Susan Tsui is the third of four siblings born to Chinese immigrant parents. She currently resides in New York City where she is a regular user of the Queens Public Library system. She is a fervent believer of reading and writing as she thinks doing both can change the individual and the world. Susan currently holds a MFA in Creative Writing from Goddard College and has published stories in Expanded Horizons, Mind Flights, and the 2010 edition of Warrior WiseWomen. Susan is also the author of Identities: Short Stories and the novel, You Shouldn’t Call Me Mommy.
What inspires you to write?
That’s a little bit of a chicken or the egg question. When I started out writing as a child it was mostly because I had insomnia and telling myself bedtime stories was a good way to fall asleep. These days it’s mostly my ideas that keep me awake. I quite often wake up in the middle of the night, get out of bed while trying not to jostle my husband, and pitter patter my way to a stack of post-its. I’ll make whatever notes I can, tack them onto the screen of my laptop, and attempt to go back to sleep. As for where my ideas come from, they seem to come from everywhere, what I see, what I eat, what I do, and so on.
My main inspiration for writing You Shouldn’t Call Me Mommy was an article my husband showed me about how Japan was turning to technology to care for the elderly due to the lack of resources. There are robotics programs geared towards creating the perfect health care attendant and human washing machines. It’s very interesting and a little freaky to think about
Tell us about your writing process
I usually start with an outline, but I think I do a little bit of everything. The medium, laptop or pen and paper, doesn’t matter to me. That depends more if I’m at my desk or sitting on the subway riding home. Once I’m done with the outline I move on. The thing is I don’t necessarily stick with the outline. The outline is more of a general layout so that if I get stuck I’ll have something to look back on. If, part-way through my novel, I find that the outline is no longer relevant, I’ll toss it. I might even make another outline or not. When I wrote You Shouldn’t Call Me Mommy, I went through about five or six different outlines as my story evolved. The same goes for character sketches or world-building. I like outlines as a useful tool, but I refuse to let the outline use me.
For Fiction Writers: Do you listen (or talk to) to your characters?
I have to. I might have created my characters, but they all have very distinct personalities of their own, and I have to be willing to recognize that my characters are going to make decisions I would never make. In You Shouldn’t Call Me Mommy, my character Ian does some horrible things I could never imagine doing to a sibling, and yet, I could never be as unforgiving or blind as Jay. Both of them are on extreme ends of the spectrum for me, but I have to reach out to both and let them guide me along in telling their stories.
How did you decide how to publish your books?
I’m very much of the theory that one shoe does not fit all. Some authors choose to pursue the traditional route of publishing while other authors choose to self-publish, and I think that choice depends very much on what an author needs or wants.
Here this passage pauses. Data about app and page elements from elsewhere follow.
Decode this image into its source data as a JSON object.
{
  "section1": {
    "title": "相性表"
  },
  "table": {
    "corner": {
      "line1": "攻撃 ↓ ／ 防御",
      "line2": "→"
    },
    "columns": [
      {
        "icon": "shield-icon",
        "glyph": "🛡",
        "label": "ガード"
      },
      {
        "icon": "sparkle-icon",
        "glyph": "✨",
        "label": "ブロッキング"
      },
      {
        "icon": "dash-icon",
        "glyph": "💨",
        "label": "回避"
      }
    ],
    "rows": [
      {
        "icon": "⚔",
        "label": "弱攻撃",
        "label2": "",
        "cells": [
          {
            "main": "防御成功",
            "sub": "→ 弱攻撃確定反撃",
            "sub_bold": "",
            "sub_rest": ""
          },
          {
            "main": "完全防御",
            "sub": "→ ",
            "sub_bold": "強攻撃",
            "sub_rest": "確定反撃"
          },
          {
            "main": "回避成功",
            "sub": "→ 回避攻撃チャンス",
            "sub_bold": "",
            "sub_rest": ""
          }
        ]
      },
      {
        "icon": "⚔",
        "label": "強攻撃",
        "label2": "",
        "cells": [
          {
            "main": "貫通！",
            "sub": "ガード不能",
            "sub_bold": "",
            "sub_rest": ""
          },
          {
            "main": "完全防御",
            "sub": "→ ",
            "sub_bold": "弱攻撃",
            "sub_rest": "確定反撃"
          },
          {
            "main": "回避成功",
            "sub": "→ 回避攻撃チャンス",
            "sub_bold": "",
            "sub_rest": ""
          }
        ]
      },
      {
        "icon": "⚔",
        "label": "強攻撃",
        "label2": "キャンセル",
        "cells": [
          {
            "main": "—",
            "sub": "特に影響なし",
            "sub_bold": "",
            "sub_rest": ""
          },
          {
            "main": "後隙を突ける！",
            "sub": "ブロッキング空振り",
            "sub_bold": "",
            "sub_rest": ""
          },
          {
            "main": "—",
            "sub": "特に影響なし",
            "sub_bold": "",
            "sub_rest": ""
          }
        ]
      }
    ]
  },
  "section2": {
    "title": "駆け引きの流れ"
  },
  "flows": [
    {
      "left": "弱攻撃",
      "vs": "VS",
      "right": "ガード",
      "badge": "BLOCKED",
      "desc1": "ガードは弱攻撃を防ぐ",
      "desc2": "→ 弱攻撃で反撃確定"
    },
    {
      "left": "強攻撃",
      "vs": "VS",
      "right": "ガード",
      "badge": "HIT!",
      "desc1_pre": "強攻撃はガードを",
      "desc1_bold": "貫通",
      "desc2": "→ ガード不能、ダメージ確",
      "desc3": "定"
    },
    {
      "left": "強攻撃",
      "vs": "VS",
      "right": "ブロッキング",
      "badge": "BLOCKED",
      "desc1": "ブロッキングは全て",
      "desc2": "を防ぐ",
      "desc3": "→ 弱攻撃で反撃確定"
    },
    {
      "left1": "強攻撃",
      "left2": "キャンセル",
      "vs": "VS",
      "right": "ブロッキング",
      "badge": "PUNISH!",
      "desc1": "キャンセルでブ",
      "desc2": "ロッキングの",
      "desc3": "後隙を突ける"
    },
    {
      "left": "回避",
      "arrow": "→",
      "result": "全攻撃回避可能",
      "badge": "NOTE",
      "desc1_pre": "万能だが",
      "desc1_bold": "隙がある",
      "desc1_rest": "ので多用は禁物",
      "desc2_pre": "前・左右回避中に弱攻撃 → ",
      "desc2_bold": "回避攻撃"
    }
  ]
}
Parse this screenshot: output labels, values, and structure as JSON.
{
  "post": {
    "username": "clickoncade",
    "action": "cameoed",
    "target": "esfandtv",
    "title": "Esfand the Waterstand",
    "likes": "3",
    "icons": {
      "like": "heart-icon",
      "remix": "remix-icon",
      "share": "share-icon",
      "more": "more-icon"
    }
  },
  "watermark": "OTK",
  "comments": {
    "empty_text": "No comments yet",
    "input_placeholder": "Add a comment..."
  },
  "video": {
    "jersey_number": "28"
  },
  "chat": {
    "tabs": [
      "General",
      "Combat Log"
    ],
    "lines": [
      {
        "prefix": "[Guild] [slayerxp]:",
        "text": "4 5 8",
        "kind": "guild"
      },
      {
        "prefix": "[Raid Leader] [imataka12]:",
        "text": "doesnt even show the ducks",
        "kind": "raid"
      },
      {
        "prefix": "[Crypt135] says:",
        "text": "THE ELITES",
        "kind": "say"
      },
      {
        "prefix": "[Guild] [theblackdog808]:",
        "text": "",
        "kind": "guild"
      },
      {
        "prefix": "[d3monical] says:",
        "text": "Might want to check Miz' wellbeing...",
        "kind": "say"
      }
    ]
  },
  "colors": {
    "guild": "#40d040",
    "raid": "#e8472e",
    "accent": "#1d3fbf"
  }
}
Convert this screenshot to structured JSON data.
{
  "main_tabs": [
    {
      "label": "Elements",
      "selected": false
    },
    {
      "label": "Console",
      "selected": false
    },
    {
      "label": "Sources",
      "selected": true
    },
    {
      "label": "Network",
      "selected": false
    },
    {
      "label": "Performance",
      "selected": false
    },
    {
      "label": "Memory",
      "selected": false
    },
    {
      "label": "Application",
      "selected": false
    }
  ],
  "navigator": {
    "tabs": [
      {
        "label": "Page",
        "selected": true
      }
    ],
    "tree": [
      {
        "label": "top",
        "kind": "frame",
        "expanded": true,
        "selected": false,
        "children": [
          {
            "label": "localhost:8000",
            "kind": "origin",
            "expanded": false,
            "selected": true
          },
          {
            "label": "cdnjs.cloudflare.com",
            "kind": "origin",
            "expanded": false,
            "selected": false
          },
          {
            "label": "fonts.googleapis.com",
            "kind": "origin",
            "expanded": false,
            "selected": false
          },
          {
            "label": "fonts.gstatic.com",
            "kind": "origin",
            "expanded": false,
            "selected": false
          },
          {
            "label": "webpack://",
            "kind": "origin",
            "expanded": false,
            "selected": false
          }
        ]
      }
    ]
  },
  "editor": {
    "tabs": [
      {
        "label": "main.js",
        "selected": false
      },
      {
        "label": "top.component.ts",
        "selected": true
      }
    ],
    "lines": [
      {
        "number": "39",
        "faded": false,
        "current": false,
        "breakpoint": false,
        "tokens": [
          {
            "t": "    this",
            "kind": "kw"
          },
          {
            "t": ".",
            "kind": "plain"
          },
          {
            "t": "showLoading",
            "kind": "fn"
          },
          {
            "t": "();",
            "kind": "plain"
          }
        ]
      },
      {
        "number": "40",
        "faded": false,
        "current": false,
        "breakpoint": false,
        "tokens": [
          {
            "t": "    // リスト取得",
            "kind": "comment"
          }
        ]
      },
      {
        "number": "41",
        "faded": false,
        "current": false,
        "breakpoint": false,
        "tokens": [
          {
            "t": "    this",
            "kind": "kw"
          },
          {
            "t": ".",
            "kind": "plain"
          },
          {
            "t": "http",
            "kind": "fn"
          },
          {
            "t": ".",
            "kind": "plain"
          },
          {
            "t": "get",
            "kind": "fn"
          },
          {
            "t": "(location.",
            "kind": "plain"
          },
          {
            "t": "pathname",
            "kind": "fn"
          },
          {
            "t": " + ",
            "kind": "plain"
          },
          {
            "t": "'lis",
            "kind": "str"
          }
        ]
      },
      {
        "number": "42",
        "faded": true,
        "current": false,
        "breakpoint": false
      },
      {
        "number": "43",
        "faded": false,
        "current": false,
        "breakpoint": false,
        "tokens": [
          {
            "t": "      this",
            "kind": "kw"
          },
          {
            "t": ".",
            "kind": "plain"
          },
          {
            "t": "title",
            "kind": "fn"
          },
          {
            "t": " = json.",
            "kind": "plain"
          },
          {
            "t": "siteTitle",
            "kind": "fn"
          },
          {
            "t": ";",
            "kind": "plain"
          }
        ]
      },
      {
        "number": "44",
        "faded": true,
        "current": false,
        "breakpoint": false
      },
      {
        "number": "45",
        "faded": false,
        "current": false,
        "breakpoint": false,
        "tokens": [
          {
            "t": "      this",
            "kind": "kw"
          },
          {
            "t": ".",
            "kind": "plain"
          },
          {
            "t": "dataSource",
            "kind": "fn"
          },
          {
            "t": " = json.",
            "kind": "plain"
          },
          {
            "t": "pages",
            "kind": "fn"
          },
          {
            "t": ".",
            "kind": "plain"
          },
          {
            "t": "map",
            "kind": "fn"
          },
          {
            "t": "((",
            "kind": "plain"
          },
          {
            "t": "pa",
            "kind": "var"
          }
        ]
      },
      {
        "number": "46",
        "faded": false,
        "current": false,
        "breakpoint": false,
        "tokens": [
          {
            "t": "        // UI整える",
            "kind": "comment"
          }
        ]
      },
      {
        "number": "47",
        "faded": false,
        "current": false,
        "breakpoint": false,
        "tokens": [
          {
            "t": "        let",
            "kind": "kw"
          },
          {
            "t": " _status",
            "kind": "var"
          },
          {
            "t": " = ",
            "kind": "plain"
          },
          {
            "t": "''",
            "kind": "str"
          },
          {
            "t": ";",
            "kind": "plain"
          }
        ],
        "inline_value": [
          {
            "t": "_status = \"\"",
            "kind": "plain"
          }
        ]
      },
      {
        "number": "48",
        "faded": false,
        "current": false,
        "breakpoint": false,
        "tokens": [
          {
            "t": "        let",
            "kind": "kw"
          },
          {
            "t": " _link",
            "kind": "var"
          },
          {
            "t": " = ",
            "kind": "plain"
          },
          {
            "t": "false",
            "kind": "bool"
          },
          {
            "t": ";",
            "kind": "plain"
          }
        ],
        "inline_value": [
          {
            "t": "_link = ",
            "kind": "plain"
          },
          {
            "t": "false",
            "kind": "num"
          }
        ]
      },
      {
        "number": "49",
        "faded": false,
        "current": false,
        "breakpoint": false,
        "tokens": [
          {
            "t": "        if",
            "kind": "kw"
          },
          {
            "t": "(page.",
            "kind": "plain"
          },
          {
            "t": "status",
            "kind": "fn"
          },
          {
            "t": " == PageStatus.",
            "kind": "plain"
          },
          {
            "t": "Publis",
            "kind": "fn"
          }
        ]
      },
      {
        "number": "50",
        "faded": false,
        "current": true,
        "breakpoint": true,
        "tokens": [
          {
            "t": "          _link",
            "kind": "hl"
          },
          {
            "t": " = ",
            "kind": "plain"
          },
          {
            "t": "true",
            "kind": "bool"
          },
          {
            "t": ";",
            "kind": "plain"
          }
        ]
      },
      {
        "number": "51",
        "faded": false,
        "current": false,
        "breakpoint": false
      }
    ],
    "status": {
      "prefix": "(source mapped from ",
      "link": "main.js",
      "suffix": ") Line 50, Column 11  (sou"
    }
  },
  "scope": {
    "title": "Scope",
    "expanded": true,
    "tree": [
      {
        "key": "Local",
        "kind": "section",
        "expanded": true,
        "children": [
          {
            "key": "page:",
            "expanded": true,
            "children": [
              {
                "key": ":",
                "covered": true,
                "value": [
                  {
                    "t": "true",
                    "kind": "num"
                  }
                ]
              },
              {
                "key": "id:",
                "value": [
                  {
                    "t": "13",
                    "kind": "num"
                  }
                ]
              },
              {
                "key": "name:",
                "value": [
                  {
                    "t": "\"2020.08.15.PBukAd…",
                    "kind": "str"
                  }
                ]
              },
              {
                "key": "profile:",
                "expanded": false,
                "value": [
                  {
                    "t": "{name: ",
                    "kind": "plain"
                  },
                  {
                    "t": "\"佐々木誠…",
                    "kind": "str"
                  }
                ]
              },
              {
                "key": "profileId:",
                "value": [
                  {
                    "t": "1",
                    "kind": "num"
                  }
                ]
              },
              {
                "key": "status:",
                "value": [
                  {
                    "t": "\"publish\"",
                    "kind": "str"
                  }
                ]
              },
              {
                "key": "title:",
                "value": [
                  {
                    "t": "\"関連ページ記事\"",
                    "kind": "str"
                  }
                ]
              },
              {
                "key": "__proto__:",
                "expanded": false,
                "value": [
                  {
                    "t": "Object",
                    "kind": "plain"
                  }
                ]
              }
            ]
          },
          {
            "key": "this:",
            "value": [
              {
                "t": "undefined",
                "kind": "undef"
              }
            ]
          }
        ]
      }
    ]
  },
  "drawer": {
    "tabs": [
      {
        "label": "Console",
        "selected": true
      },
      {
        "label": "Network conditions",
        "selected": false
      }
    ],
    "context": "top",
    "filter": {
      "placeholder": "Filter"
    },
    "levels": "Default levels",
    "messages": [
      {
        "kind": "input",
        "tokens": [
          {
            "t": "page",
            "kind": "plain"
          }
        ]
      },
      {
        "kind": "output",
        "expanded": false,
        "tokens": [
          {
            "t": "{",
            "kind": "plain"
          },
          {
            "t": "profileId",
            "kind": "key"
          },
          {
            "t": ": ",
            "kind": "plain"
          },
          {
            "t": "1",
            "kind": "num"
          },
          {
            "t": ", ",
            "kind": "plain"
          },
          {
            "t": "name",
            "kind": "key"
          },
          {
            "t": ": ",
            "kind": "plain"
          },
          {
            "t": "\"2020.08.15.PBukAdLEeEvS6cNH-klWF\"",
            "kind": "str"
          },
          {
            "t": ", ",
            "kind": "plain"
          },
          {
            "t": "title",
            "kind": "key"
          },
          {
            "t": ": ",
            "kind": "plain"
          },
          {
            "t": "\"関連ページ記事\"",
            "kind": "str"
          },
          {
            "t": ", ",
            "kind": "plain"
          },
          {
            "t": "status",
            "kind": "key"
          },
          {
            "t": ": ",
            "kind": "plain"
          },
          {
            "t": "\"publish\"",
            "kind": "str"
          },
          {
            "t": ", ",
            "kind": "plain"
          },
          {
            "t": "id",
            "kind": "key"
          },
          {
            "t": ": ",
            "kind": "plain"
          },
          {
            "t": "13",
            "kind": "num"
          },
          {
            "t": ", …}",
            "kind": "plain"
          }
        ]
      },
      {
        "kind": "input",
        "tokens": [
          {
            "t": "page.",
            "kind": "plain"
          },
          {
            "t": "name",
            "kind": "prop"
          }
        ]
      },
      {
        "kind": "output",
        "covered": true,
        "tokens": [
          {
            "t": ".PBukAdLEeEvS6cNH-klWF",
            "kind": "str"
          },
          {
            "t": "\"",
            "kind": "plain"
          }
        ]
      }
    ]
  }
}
At the end of the day, it’s a very personal decision.
I choose self-publishing for a number of reasons. One main reason was that the feedback I was getting from potential agents was that they loved You Shouldn’t Call Me Mommy, but that it was either too sci-fi to be literary or too literary to be sci-fi which made it hard to fit in any sort of marketing box. Then I thought about it and decided, well, I’ve never really liked boxes or labels anyway. They serve a good function, but they are not the end all or be all. At the end of the day, it was the part where agents loved my book that caught my attention. I like the idea of people reading my book because they love it.
The other main reason I choose to self-publish was because a friend of mine was doing it and she seemed much happier than the people who were just sort of waiting around and hoping, and I thought, I’d love to be as happy as she is right now. So far, the happiness theory has worked out well.
What do you think about the future of book publishing?
As an author who loves to explore the myriad possibilities of the future, I wish I could predict what that future holds. For one, it would certainly make my life easier. Whatever might be in store though, I think publishing is heading somewhere exciting. Authors and publishers alike are already seeing major transformations regarding what is publishable now versus what was publishable before. Word counts don’t mean as much anymore when you don’t have to worry about the cost of printing. Stories can be whatever length they need to be. The creation of print-on-demand has eliminated the necessity of warehousing books. Authors are now capable of putting out their own works with little to no cost. The future is space on a blank sheet of paper It’s pretty amazing.
What do you use?
Professional Editor, Beta Readers
What genres do you write:: Literary Fiction, Science Fiction, Fantasy
What formats are your books in: Both